The pandemic has changed how both employees and employers feel about benefits, according to benefits and absence management firm The Hartford, whose Future of Benefits Study polled U.S. workers and human resources benefit decision-makers in early March 2020 just before the COVID-19 outbreak in the U.S., and again in mid-June.
The Hartford found that employers’ interest in offering PTO increased from part one to part two of its study: Pre-pandemic, 31 percent of employers who don’t currently offer PTO expressed interest in offering it to their employees in the future, and that number jumped to 52 percent after the pandemic had settled in.
“The pandemic has put pressure on the American workforce in ways few could have predicted,” said Jonathan Bennett, head of Group Benefits at The Hartford in a press release. “Employees need support more than ever.”

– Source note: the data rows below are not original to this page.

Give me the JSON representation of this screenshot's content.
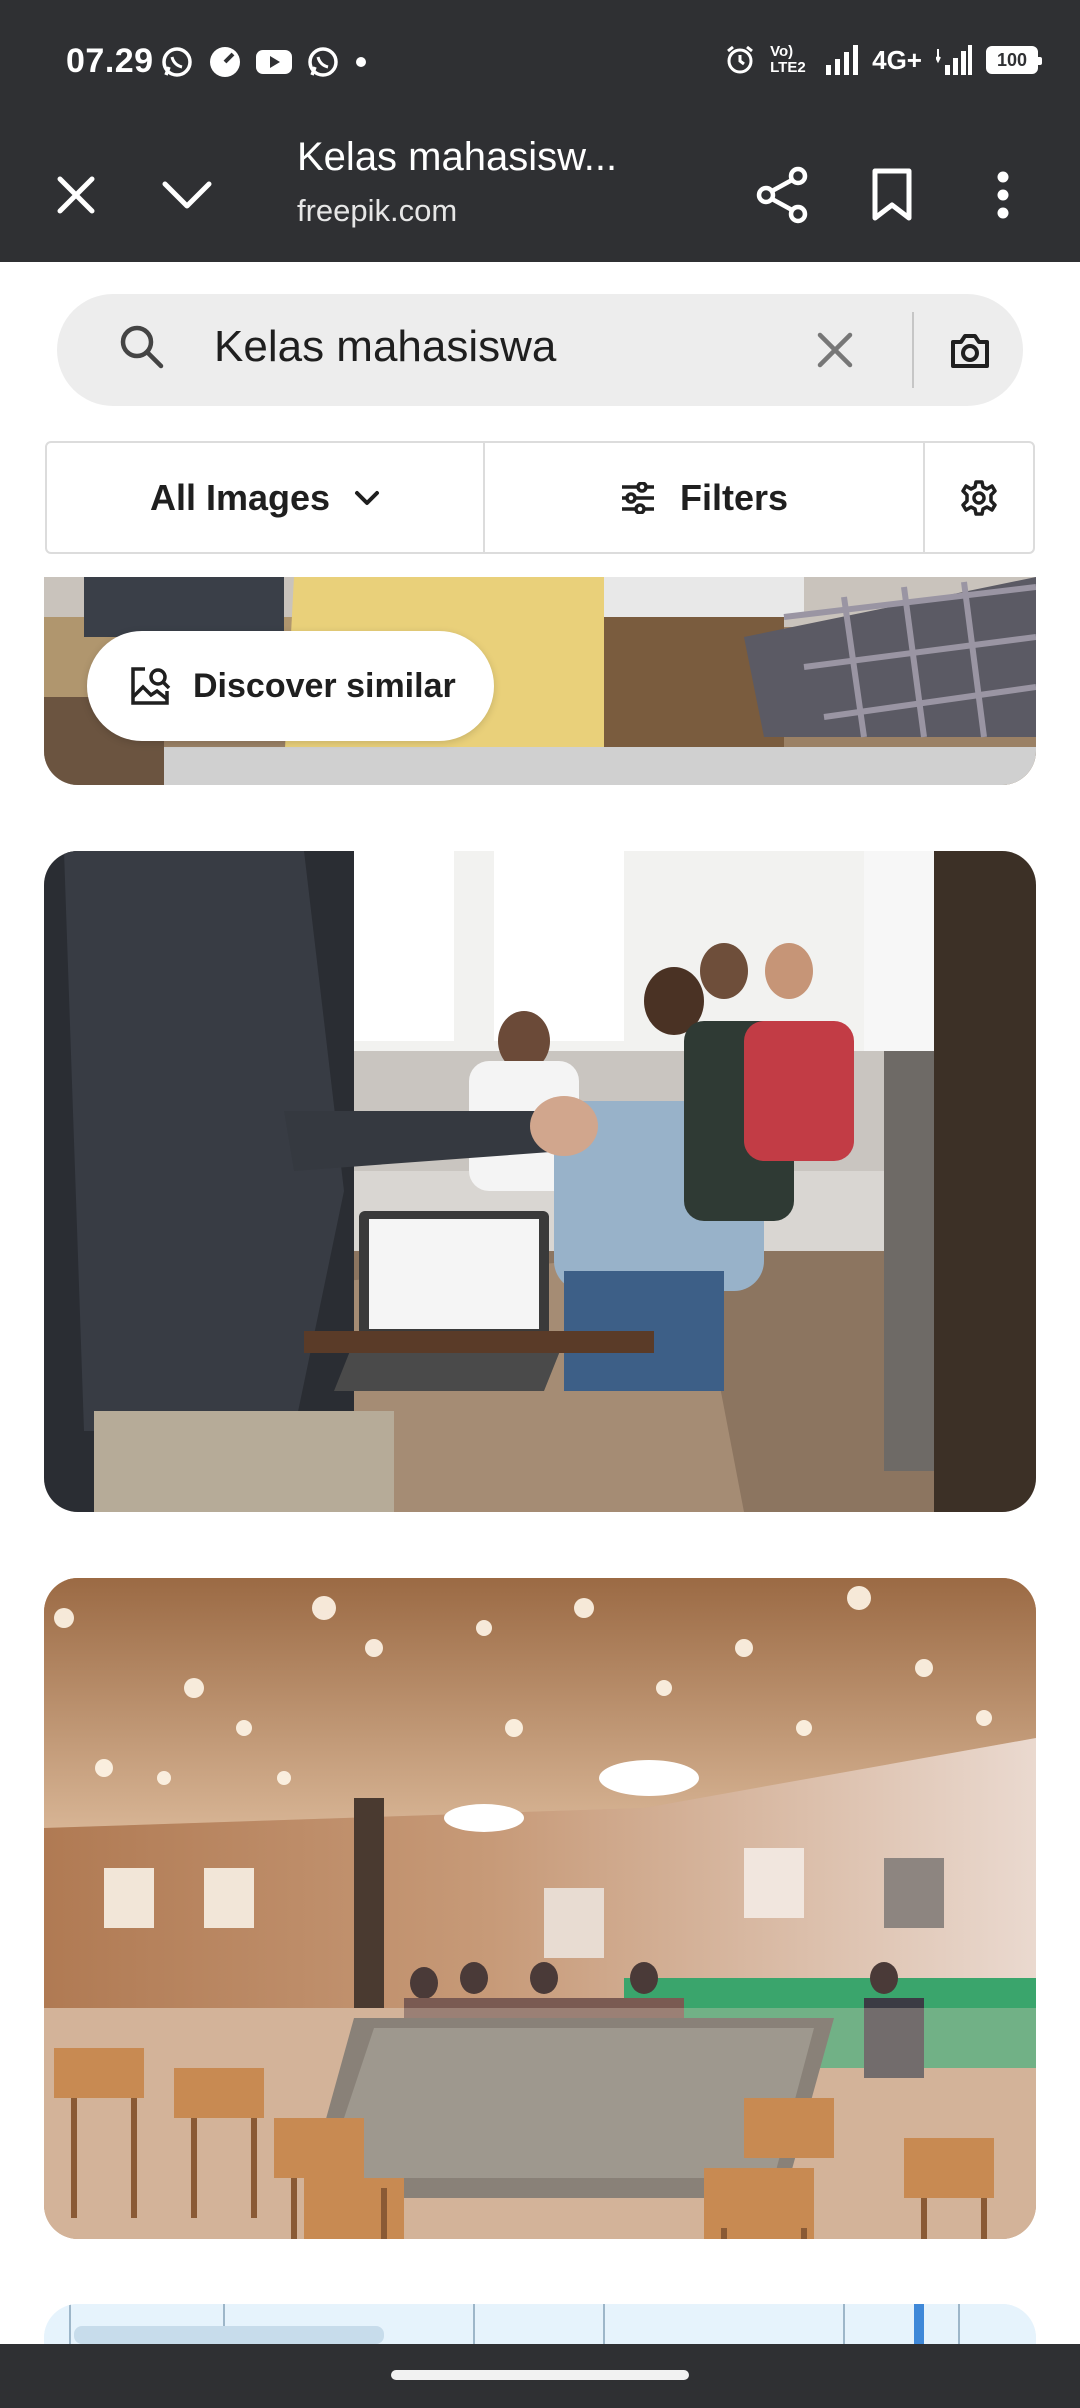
{
  "status_bar": {
    "time": "07.29",
    "left_icons": [
      "whatsapp-icon",
      "speed-icon",
      "youtube-icon",
      "whatsapp-icon",
      "dot-icon"
    ],
    "volte_label": "Vo) LTE2",
    "network": "4G+",
    "battery": "100"
  },
  "toolbar": {
    "title": "Kelas mahasisw...",
    "url": "freepik.com",
    "icons": [
      "close-icon",
      "chevron-down-icon",
      "share-icon",
      "bookmark-icon",
      "more-vert-icon"
    ]
  },
  "search": {
    "query": "Kelas mahasiswa"
  },
  "filter_row": {
    "all_images": "All Images",
    "filters": "Filters"
  },
  "results": {
    "discover_similar": "Discover similar"
  },
  "colors": {
    "chrome_dark": "#2f3033",
    "search_bg": "#ededed",
    "text_primary": "#1f1f1f"
  }
}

Although there was an increased interest in offering PTO, employees’ use of PTO didn’t overwhelming increase in 2020. According to a recent survey by Potawatomi Hotel, 61 percent of full-time working Americans took either the same or less time off in 2020 compared with 2019, while only 39 percent took more time off in 2020, and 47 percent have gone a full calendar year without taking PTO.
There are five primary reasons employees didn’t take PTO in 2020, according the Potawatomi study:
- Workload is too much.
- No one to cover for me.
- I look less committed taking PTO.
- Don’t want to travel during COVID-19.
- Costs too much to travel.
In addition, 38 percent of respondents have been more hesitant to request PTO during the pandemic. But 40 percent of respondents said their employer added more PTO days since the pandemic began, which indicates that many employers realize the stress COVID-19 has caused for their employees. In fact, 50 percent of respondents said their employers have been more flexible in granting PTO requests, and 48 percent said employers have been more lenient in granting such requests to parents.
Jessica Mulholland, Managing Editor, CalChamber
Visit the CalChamber Coronavirus (COVID-19) webpage for more COVID-19-related federal, state and local resources, including CalChamber coverage. CalChamber members can read more about Paid Time Off (PTO) in the HR Library. Not a member? See how CalChamber can help you.